● Required action
Where the word "okgoooooood" appears in a line below, copy the whole line.

───── Data to process

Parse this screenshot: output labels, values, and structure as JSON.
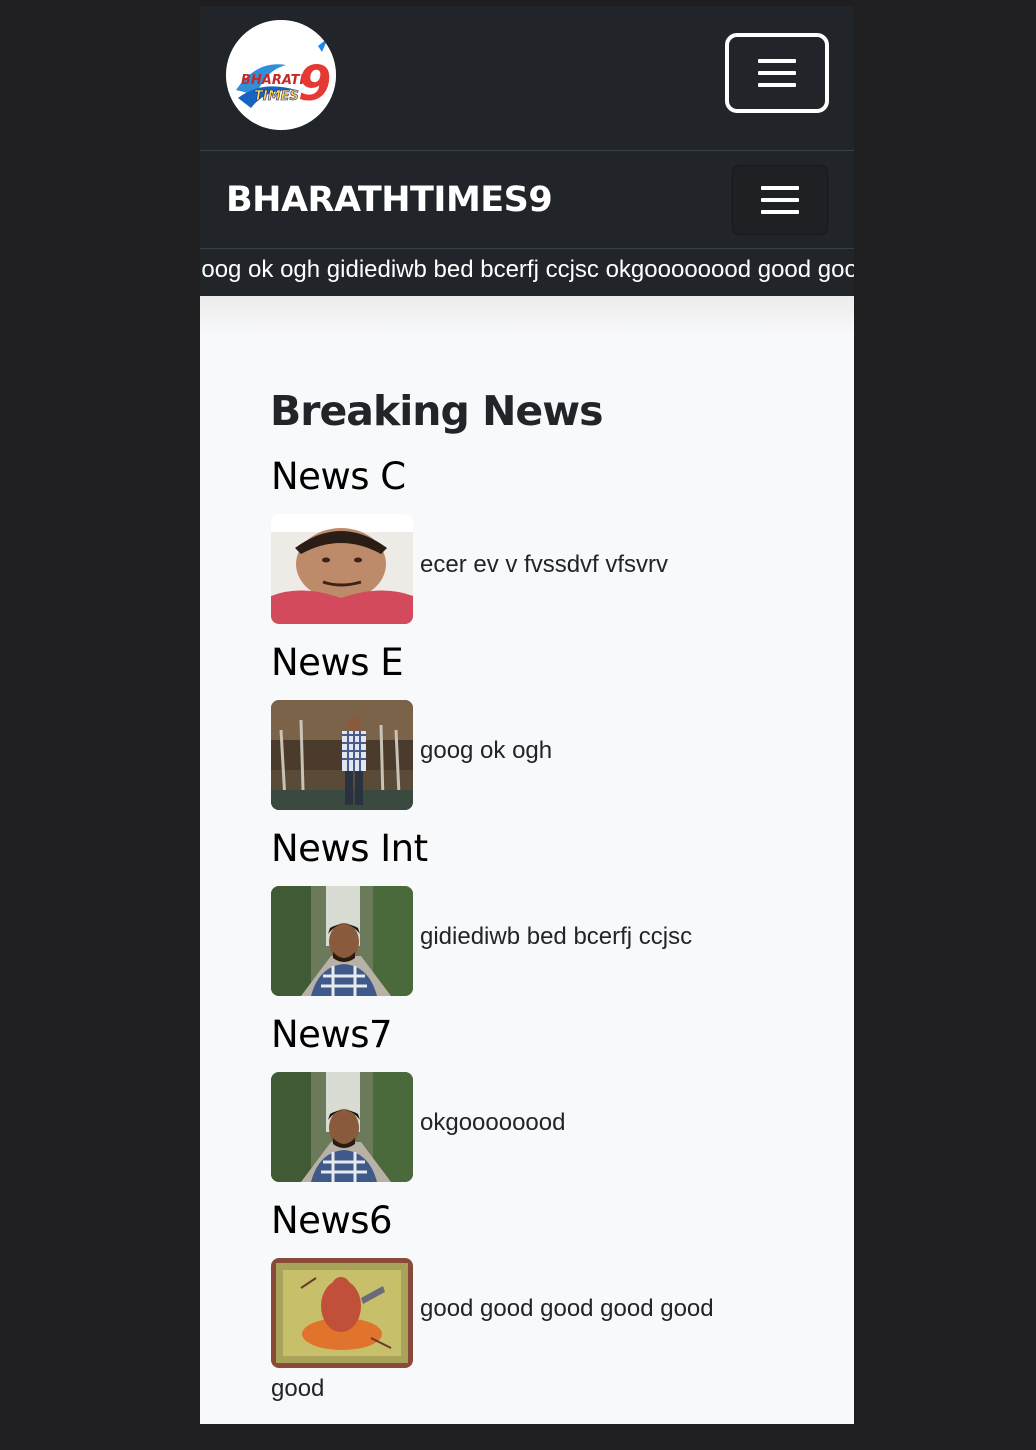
{
  "header": {
    "logo_text_top": "BHARATH",
    "logo_text_bottom": "TIMES",
    "logo_numeral": "9",
    "brand": "BHARATHTIMES9"
  },
  "ticker": {
    "text": "goog ok ogh gidiediwb bed bcerfj ccjsc okgoooooood good good good good good good"
  },
  "section": {
    "title": "Breaking News"
  },
  "news": [
    {
      "heading": "News C",
      "summary": "ecer ev v fvssdvf vfsvrv"
    },
    {
      "heading": "News E",
      "summary": "goog ok ogh"
    },
    {
      "heading": "News Int",
      "summary": "gidiediwb bed bcerfj ccjsc"
    },
    {
      "heading": "News7",
      "summary": "okgoooooood"
    },
    {
      "heading": "News6",
      "summary": "good good good good good"
    }
  ],
  "last_item_overflow": "good",
  "icons": {
    "menu": "hamburger-menu-icon"
  }
}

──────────

● Completed task
    "text": "goog ok ogh gidiediwb bed bcerfj ccjsc okgoooooood good good good good good good"
      "summary": "okgoooooood"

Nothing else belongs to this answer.